=== THE RECORDS ===
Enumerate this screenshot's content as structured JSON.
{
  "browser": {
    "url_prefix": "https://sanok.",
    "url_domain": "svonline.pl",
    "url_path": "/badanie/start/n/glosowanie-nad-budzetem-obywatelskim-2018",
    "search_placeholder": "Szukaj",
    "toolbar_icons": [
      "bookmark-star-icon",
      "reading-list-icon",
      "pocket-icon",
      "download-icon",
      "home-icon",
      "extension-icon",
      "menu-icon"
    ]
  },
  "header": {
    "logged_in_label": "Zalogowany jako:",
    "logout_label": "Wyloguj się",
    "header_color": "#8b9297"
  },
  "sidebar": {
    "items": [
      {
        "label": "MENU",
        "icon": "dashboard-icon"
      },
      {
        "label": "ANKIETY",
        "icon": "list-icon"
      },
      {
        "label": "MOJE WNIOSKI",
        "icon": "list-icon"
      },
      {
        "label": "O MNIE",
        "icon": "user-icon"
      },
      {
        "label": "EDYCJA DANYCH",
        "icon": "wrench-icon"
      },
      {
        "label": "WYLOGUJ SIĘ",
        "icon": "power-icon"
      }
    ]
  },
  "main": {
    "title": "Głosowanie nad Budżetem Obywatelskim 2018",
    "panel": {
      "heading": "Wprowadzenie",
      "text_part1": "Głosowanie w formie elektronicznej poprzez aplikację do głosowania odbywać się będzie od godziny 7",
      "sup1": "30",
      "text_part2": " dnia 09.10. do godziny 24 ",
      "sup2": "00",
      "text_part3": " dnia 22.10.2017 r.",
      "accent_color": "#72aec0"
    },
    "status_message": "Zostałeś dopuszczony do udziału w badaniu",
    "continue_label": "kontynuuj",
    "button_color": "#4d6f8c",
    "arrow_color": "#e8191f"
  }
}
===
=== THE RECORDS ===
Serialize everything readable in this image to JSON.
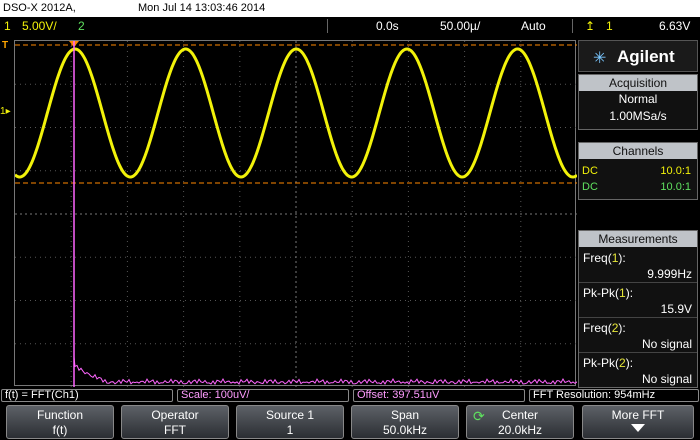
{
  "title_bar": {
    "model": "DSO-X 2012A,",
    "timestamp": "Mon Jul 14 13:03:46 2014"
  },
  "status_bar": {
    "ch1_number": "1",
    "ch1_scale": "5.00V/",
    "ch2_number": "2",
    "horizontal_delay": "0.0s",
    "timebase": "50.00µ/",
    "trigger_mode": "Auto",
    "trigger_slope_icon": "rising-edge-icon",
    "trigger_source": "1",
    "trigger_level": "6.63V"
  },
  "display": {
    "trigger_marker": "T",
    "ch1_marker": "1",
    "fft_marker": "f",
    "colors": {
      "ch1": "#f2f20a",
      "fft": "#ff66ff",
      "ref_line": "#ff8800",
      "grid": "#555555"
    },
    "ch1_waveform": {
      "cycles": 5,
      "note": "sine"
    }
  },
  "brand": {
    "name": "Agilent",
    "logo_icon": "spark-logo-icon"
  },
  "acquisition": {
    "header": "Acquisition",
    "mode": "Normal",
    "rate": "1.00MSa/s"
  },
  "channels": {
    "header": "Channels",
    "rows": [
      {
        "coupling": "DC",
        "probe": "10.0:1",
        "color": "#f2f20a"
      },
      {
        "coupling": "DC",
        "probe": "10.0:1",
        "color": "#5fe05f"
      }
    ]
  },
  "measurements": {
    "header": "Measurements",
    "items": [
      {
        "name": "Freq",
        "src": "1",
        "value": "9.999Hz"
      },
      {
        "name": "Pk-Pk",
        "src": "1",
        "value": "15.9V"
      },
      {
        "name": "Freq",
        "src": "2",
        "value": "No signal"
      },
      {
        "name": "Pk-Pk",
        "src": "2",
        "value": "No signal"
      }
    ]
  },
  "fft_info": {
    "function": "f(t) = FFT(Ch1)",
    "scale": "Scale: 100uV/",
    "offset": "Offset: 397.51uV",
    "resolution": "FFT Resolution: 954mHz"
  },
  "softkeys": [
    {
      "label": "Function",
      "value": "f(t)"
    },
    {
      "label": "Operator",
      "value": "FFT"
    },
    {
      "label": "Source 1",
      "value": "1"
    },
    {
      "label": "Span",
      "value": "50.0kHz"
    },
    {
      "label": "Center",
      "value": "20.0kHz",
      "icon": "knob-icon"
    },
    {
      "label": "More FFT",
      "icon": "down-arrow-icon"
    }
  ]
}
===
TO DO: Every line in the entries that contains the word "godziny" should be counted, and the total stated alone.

COMPLETED TASK: 2